- **TASK INPUTS**:
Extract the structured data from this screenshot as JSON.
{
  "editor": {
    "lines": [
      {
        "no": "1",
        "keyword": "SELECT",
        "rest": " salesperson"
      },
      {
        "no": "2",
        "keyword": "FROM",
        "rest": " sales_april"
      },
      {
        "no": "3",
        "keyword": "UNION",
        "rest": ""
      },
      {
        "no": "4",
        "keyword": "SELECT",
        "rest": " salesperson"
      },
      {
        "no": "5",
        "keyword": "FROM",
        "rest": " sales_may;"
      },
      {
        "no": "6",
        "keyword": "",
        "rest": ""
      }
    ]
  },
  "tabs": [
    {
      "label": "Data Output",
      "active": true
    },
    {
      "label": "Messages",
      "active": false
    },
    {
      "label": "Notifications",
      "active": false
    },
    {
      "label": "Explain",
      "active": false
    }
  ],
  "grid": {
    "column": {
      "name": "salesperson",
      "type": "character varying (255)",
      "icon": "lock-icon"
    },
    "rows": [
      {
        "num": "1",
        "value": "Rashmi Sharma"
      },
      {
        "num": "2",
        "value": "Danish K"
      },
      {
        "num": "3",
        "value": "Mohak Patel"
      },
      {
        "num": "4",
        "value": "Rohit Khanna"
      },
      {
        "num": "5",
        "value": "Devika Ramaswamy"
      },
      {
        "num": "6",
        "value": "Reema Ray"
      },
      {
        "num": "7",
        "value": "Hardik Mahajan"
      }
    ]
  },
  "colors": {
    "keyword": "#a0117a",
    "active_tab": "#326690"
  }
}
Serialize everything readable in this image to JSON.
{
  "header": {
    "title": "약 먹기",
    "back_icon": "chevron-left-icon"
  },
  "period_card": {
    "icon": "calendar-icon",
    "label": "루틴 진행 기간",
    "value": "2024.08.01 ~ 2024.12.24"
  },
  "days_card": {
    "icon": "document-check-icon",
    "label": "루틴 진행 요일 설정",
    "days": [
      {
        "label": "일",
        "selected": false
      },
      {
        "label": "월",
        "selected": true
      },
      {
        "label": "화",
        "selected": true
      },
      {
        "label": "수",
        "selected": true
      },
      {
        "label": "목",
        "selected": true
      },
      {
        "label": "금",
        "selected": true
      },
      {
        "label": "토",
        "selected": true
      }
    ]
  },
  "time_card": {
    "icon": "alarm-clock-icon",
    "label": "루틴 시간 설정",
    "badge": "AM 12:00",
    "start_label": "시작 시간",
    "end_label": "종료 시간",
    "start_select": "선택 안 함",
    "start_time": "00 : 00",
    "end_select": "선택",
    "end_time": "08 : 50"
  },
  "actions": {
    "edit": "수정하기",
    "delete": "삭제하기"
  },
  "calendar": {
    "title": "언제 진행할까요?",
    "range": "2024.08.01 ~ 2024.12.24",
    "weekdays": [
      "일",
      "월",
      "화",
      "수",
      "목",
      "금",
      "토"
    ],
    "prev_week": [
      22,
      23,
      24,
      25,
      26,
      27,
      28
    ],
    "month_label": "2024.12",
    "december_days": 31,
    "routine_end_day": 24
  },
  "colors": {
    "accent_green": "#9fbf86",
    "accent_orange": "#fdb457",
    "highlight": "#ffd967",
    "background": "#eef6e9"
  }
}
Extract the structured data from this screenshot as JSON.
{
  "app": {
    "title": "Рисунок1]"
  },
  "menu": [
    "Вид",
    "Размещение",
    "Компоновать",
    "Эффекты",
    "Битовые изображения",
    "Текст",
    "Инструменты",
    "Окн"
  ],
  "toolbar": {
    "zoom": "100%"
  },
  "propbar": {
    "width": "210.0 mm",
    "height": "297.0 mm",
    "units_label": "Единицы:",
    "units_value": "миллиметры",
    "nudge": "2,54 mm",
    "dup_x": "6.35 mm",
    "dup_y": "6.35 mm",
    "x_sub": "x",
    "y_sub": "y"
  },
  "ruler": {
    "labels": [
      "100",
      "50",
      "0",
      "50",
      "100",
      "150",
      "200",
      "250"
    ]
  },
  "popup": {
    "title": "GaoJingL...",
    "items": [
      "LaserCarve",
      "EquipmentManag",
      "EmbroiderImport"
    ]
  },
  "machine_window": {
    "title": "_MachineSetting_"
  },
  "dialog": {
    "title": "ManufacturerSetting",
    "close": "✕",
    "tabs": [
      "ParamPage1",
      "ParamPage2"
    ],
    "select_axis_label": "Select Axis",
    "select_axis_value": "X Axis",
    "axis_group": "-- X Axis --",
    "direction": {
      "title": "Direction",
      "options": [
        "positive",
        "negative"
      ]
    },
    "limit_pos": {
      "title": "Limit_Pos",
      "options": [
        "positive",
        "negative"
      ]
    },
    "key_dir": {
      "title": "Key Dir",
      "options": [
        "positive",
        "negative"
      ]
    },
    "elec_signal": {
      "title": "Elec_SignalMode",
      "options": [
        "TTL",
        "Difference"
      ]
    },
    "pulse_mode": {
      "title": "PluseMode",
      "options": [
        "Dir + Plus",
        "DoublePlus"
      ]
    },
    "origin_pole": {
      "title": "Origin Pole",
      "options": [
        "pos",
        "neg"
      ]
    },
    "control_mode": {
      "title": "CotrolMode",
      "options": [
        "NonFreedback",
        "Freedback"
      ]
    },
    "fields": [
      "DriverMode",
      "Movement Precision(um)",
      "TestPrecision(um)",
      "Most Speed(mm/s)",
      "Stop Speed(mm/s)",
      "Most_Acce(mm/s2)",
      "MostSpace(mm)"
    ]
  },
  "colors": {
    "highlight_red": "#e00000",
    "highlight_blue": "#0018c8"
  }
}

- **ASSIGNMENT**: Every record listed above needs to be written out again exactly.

- **SOLVED PROBLEM**:
Extract the structured data from this screenshot as JSON.
{
  "editor": {
    "lines": [
      {
        "no": "1",
        "keyword": "SELECT",
        "rest": " salesperson"
      },
      {
        "no": "2",
        "keyword": "FROM",
        "rest": " sales_april"
      },
      {
        "no": "3",
        "keyword": "UNION",
        "rest": ""
      },
      {
        "no": "4",
        "keyword": "SELECT",
        "rest": " salesperson"
      },
      {
        "no": "5",
        "keyword": "FROM",
        "rest": " sales_may;"
      },
      {
        "no": "6",
        "keyword": "",
        "rest": ""
      }
    ]
  },
  "tabs": [
    {
      "label": "Data Output",
      "active": true
    },
    {
      "label": "Messages",
      "active": false
    },
    {
      "label": "Notifications",
      "active": false
    },
    {
      "label": "Explain",
      "active": false
    }
  ],
  "grid": {
    "column": {
      "name": "salesperson",
      "type": "character varying (255)",
      "icon": "lock-icon"
    },
    "rows": [
      {
        "num": "1",
        "value": "Rashmi Sharma"
      },
      {
        "num": "2",
        "value": "Danish K"
      },
      {
        "num": "3",
        "value": "Mohak Patel"
      },
      {
        "num": "4",
        "value": "Rohit Khanna"
      },
      {
        "num": "5",
        "value": "Devika Ramaswamy"
      },
      {
        "num": "6",
        "value": "Reema Ray"
      },
      {
        "num": "7",
        "value": "Hardik Mahajan"
      }
    ]
  },
  "colors": {
    "keyword": "#a0117a",
    "active_tab": "#326690"
  }
}
Serialize everything readable in this image to JSON.
{
  "header": {
    "title": "약 먹기",
    "back_icon": "chevron-left-icon"
  },
  "period_card": {
    "icon": "calendar-icon",
    "label": "루틴 진행 기간",
    "value": "2024.08.01 ~ 2024.12.24"
  },
  "days_card": {
    "icon": "document-check-icon",
    "label": "루틴 진행 요일 설정",
    "days": [
      {
        "label": "일",
        "selected": false
      },
      {
        "label": "월",
        "selected": true
      },
      {
        "label": "화",
        "selected": true
      },
      {
        "label": "수",
        "selected": true
      },
      {
        "label": "목",
        "selected": true
      },
      {
        "label": "금",
        "selected": true
      },
      {
        "label": "토",
        "selected": true
      }
    ]
  },
  "time_card": {
    "icon": "alarm-clock-icon",
    "label": "루틴 시간 설정",
    "badge": "AM 12:00",
    "start_label": "시작 시간",
    "end_label": "종료 시간",
    "start_select": "선택 안 함",
    "start_time": "00 : 00",
    "end_select": "선택",
    "end_time": "08 : 50"
  },
  "actions": {
    "edit": "수정하기",
    "delete": "삭제하기"
  },
  "calendar": {
    "title": "언제 진행할까요?",
    "range": "2024.08.01 ~ 2024.12.24",
    "weekdays": [
      "일",
      "월",
      "화",
      "수",
      "목",
      "금",
      "토"
    ],
    "prev_week": [
      22,
      23,
      24,
      25,
      26,
      27,
      28
    ],
    "month_label": "2024.12",
    "december_days": 31,
    "routine_end_day": 24
  },
  "colors": {
    "accent_green": "#9fbf86",
    "accent_orange": "#fdb457",
    "highlight": "#ffd967",
    "background": "#eef6e9"
  }
}
Extract the structured data from this screenshot as JSON.
{
  "app": {
    "title": "Рисунок1]"
  },
  "menu": [
    "Вид",
    "Размещение",
    "Компоновать",
    "Эффекты",
    "Битовые изображения",
    "Текст",
    "Инструменты",
    "Окн"
  ],
  "toolbar": {
    "zoom": "100%"
  },
  "propbar": {
    "width": "210.0 mm",
    "height": "297.0 mm",
    "units_label": "Единицы:",
    "units_value": "миллиметры",
    "nudge": "2,54 mm",
    "dup_x": "6.35 mm",
    "dup_y": "6.35 mm",
    "x_sub": "x",
    "y_sub": "y"
  },
  "ruler": {
    "labels": [
      "100",
      "50",
      "0",
      "50",
      "100",
      "150",
      "200",
      "250"
    ]
  },
  "popup": {
    "title": "GaoJingL...",
    "items": [
      "LaserCarve",
      "EquipmentManag",
      "EmbroiderImport"
    ]
  },
  "machine_window": {
    "title": "_MachineSetting_"
  },
  "dialog": {
    "title": "ManufacturerSetting",
    "close": "✕",
    "tabs": [
      "ParamPage1",
      "ParamPage2"
    ],
    "select_axis_label": "Select Axis",
    "select_axis_value": "X Axis",
    "axis_group": "-- X Axis --",
    "direction": {
      "title": "Direction",
      "options": [
        "positive",
        "negative"
      ]
    },
    "limit_pos": {
      "title": "Limit_Pos",
      "options": [
        "positive",
        "negative"
      ]
    },
    "key_dir": {
      "title": "Key Dir",
      "options": [
        "positive",
        "negative"
      ]
    },
    "elec_signal": {
      "title": "Elec_SignalMode",
      "options": [
        "TTL",
        "Difference"
      ]
    },
    "pulse_mode": {
      "title": "PluseMode",
      "options": [
        "Dir + Plus",
        "DoublePlus"
      ]
    },
    "origin_pole": {
      "title": "Origin Pole",
      "options": [
        "pos",
        "neg"
      ]
    },
    "control_mode": {
      "title": "CotrolMode",
      "options": [
        "NonFreedback",
        "Freedback"
      ]
    },
    "fields": [
      "DriverMode",
      "Movement Precision(um)",
      "TestPrecision(um)",
      "Most Speed(mm/s)",
      "Stop Speed(mm/s)",
      "Most_Acce(mm/s2)",
      "MostSpace(mm)"
    ]
  },
  "colors": {
    "highlight_red": "#e00000",
    "highlight_blue": "#0018c8"
  }
}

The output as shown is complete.